Don’t review evaluation policy for Class 12, CBSE urges Supreme Court
The Central Board of Secondary Education (CBSE) has urged the Supreme Court not to review its evaluation policy for Class XII Board exams, as it opposed a clutch of petitions filed by students who are aggrieved by their scores on account of the poor past performance of their schools.
Submitting its affidavit on Monday, CBSE said the option of taking the improvement exams was available to the students and couldn’t claim violation of their rights when the marking was done as per the evaluation policy, which was also approved by the top court in June.
The Board’s affidavit has been filed in response to petitions filed by over two dozen students from Uttar Pradesh, Gujarat, Jammu and Kashmir and Rajasthan.
The petitions, filed through advocate Ravi Prakash, have demanded that a school’s poor past performance should not be counted while awarding final scores under the evaluation policy notified on June 17 and approved by the apex court on June 22.
“Accepting the request of the petitioners would not only mean deviating from the evaluation policy which has been accepted well across the country but, would also result in revising the results of all the students which is already settled and based on which almost all universities have almost completed their admission process,” the CBSE affidavit read.
The Board stated that between August 25 and September 15, it conducted Class XII examinations for students who were not satisfied with the assessment done based on the policy. “As the petitioners fall under such category of students, they had the option available with them to appear in the improvement examinations. Therefore, they are not entitled to claim reliefs, as prayed for, in the writ petition,” the affidavit added. As per the policy, the marks scored in the later examination were to be considered final.
The CBSE’s affidavit, filed by advocate Rupesh Kumar, will be taken up by a bench of justices AM Khanwilkar and CT Ravikumar on Wednesday.
Class XII exams were cancelled this year due to Covid-19 and the evaluation policy was formulated that assessed students based on their performance in classes X, XI and XII on a ratio of 30:30:40, respectively. The total marks awarded had to be in consonance with the past performance of the school in Class XII Board examinations. Further, the policy also talked about moderating the final marks based on the historical performance of the school by taking the best overall performance in the previous three years’ Board examination.
The petitioners produced a chart to the court, comparing their scores calculated on basis of the 30:30:40 method and the final scores awarded by CBSE. One of the petitioners who scored 91.27% ended up getting 66% when the results were moderated based on the school’s past performance, showing a variance of over 25%. Similarly, another petitioner who scored 85.4% ended up getting 54% showing a variance of over 31% after the school’s performance was factored in.
On August 8, the CBSE notified a dispute redressal mechanism, as per the court’s directions, under which the petitioner students complained against the CBSE policy to their respective schools. The grievance was forwarded to the Board that dismissed the representation as it found the marks to be in conformity with the evaluation policy.

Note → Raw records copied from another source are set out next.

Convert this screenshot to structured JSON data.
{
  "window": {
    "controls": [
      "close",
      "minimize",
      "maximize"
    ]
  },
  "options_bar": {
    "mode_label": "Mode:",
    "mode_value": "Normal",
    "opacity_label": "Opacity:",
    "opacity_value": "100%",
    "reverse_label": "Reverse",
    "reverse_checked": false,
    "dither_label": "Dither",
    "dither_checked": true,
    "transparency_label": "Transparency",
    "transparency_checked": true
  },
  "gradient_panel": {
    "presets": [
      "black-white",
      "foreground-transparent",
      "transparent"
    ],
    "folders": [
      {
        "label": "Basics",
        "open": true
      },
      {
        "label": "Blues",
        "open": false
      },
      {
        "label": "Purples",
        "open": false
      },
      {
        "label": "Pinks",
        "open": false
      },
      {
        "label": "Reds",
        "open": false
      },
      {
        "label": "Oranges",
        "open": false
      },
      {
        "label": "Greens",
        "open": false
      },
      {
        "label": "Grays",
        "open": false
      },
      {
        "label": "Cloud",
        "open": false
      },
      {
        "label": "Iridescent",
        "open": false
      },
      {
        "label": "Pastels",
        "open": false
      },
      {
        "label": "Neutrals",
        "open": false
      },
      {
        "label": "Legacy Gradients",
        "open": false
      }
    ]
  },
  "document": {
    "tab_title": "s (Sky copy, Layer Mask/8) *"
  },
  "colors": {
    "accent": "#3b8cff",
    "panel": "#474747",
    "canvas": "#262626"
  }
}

The petitions filed through advocate Ravi Prakash urged the CBSE to pass a reasoned order and consider amending the policy in view of the future of the petitioners.
Even the schools where the petitioners studied supported their cause and told the CBSE that the previous batch of students was poor in academics and this should not come in the way of the present batch, which had performed better.
The CBSE said, “The evaluation policy provides for taking into consideration the historical performance of the school, subject-wise mean, overall school average and moderation criteria for which a special software was developed by the Board…the answering respondent (CBSE) was bound to take into consideration not only the actual performance of the students but also the past performance of their school.”
The Board also stated that the chart presented by the petitioners was based on a wrong reading of the evaluation policy as it considered the actual performance of students and not the past performance of the school.
Further, the Board submitted that the issue with regard to the ‘historical/past performance of the school’ to be taken as one of the components for the purpose of declaring the result was already considered and approved by the Supreme Court by its June 22 order while considering a petition seeking cancellation of Class XII Board examinations.
The Board further clarified that since the marks awarded to the petitioners was in accordance with the policy, there was no occasion to reconsider their representations by passing a detailed, reasoned order.
The court had issued notice on the petitions on October 8 following which it closed for Dussehra vacation and fixed the matter on the reopening day (Wednesday) and directed the CBSE to submit its response by then.